> _Task description_:
Restate each entry below exactly; pictures stay out of the copy.

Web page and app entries
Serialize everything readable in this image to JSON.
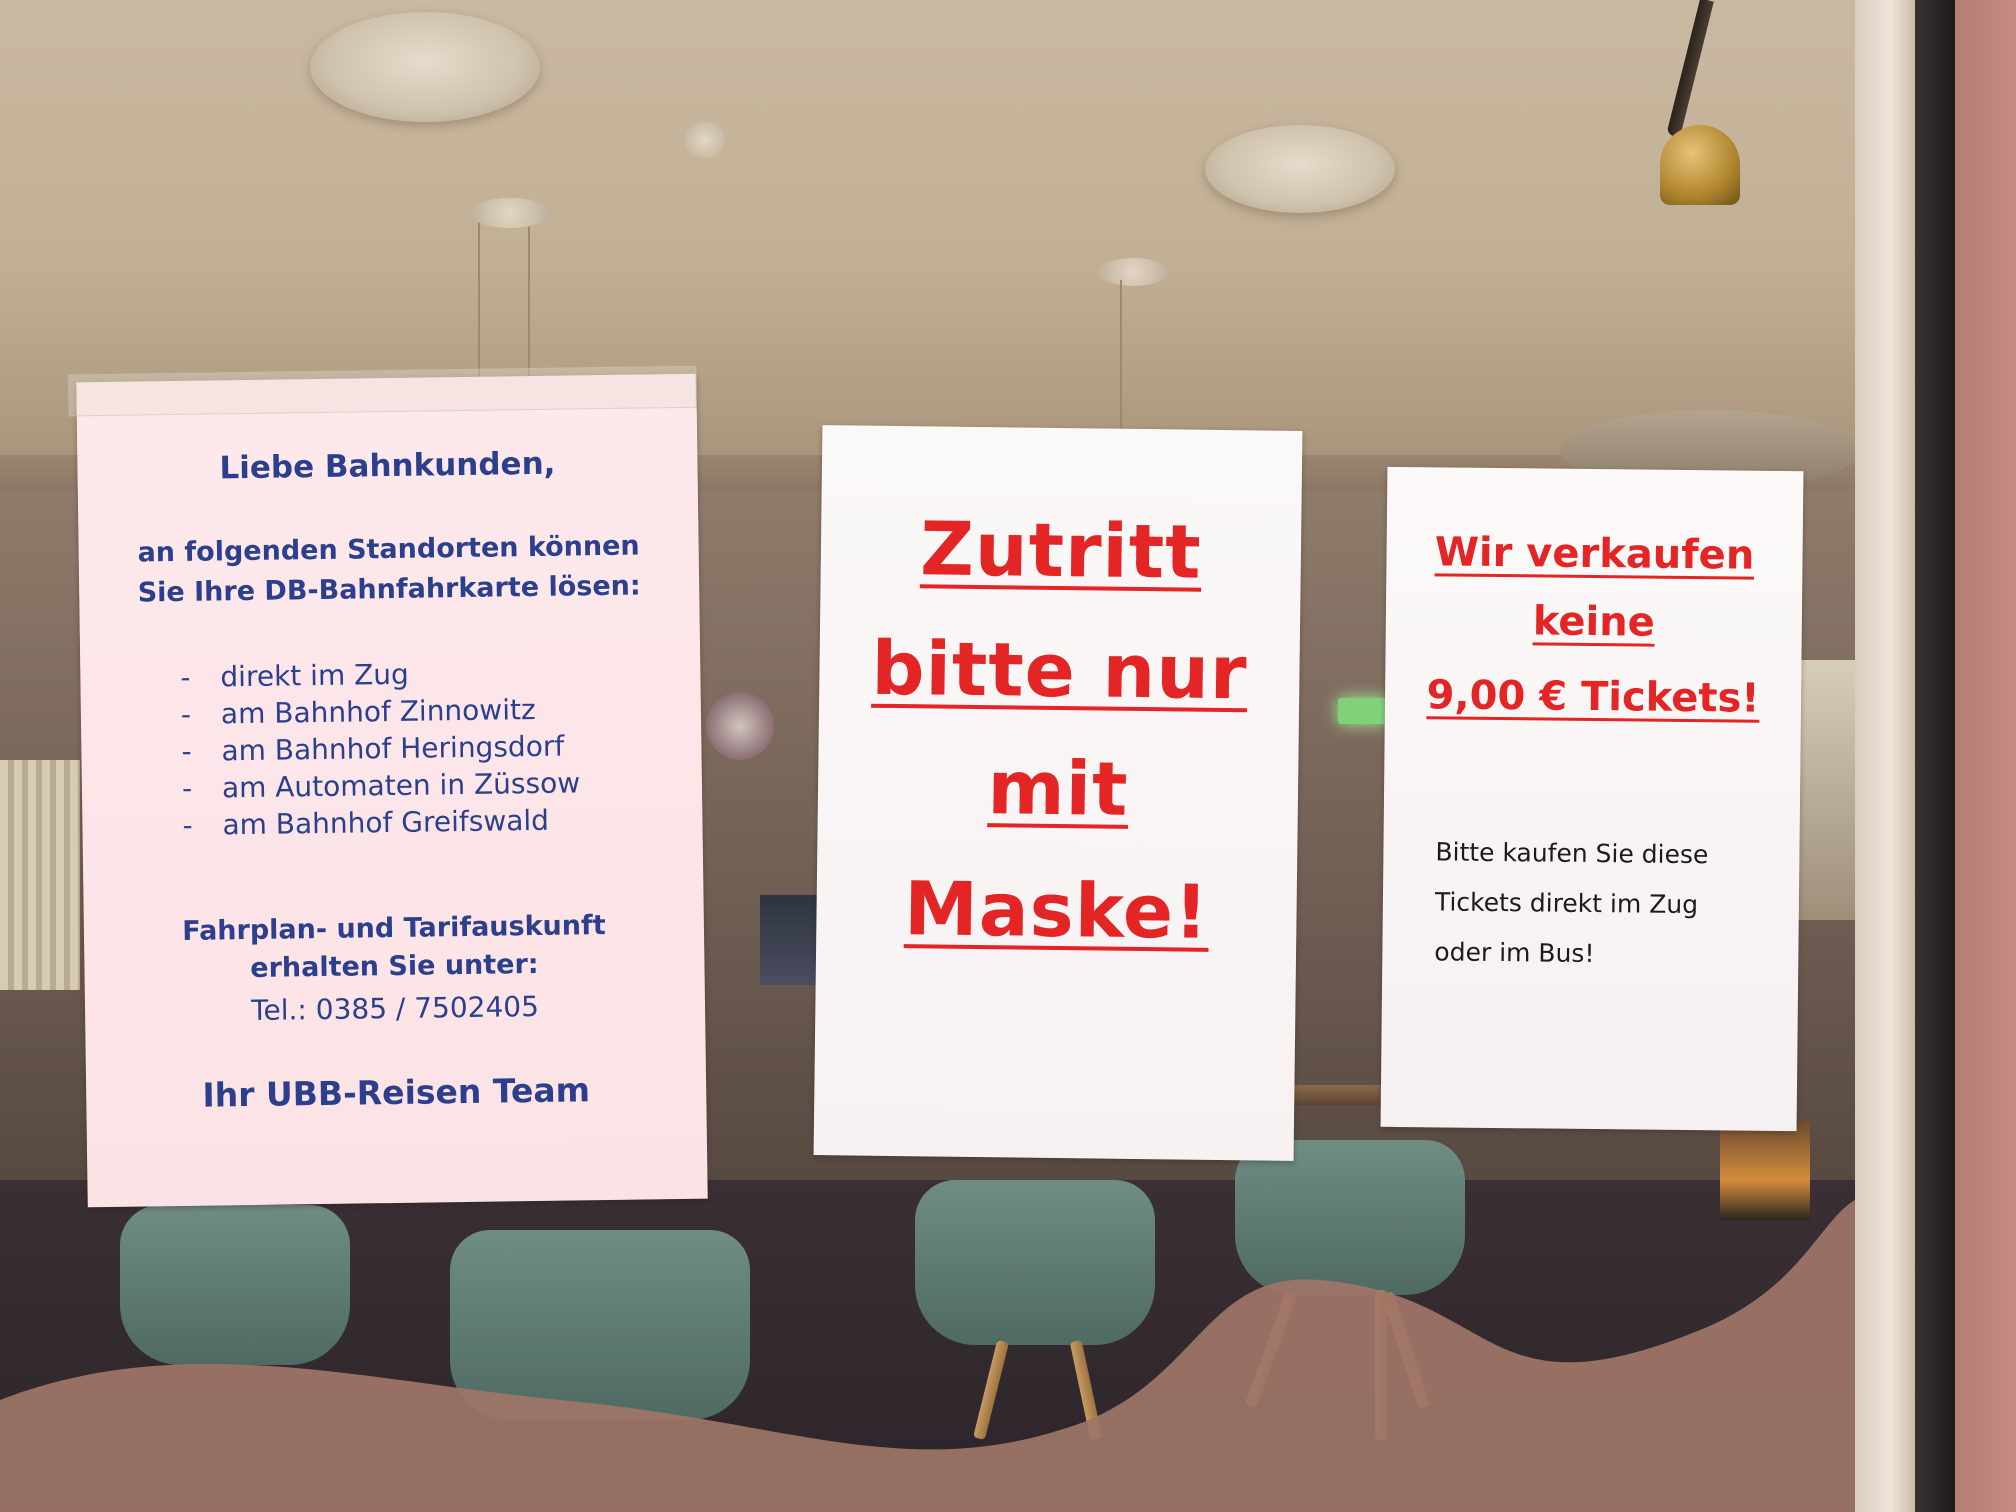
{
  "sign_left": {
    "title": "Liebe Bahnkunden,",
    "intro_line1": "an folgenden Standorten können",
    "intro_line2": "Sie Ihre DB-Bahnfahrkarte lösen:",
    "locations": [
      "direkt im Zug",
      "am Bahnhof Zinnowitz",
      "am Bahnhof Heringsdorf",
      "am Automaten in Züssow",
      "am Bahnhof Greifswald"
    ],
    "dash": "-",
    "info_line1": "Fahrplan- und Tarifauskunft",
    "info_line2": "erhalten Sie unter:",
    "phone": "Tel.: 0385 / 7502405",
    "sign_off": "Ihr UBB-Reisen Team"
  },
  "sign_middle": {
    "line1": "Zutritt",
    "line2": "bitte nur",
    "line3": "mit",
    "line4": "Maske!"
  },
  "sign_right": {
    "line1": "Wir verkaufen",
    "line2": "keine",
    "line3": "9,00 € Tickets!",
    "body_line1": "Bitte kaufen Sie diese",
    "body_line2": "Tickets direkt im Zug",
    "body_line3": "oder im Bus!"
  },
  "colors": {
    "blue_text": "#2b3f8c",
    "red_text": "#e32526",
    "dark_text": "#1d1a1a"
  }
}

> _Exercise answer_:
Serialize everything readable in this image to JSON.
{
  "sign_left": {
    "title": "Liebe Bahnkunden,",
    "intro_line1": "an folgenden Standorten können",
    "intro_line2": "Sie Ihre DB-Bahnfahrkarte lösen:",
    "locations": [
      "direkt im Zug",
      "am Bahnhof Zinnowitz",
      "am Bahnhof Heringsdorf",
      "am Automaten in Züssow",
      "am Bahnhof Greifswald"
    ],
    "dash": "-",
    "info_line1": "Fahrplan- und Tarifauskunft",
    "info_line2": "erhalten Sie unter:",
    "phone": "Tel.: 0385 / 7502405",
    "sign_off": "Ihr UBB-Reisen Team"
  },
  "sign_middle": {
    "line1": "Zutritt",
    "line2": "bitte nur",
    "line3": "mit",
    "line4": "Maske!"
  },
  "sign_right": {
    "line1": "Wir verkaufen",
    "line2": "keine",
    "line3": "9,00 € Tickets!",
    "body_line1": "Bitte kaufen Sie diese",
    "body_line2": "Tickets direkt im Zug",
    "body_line3": "oder im Bus!"
  },
  "colors": {
    "blue_text": "#2b3f8c",
    "red_text": "#e32526",
    "dark_text": "#1d1a1a"
  }
}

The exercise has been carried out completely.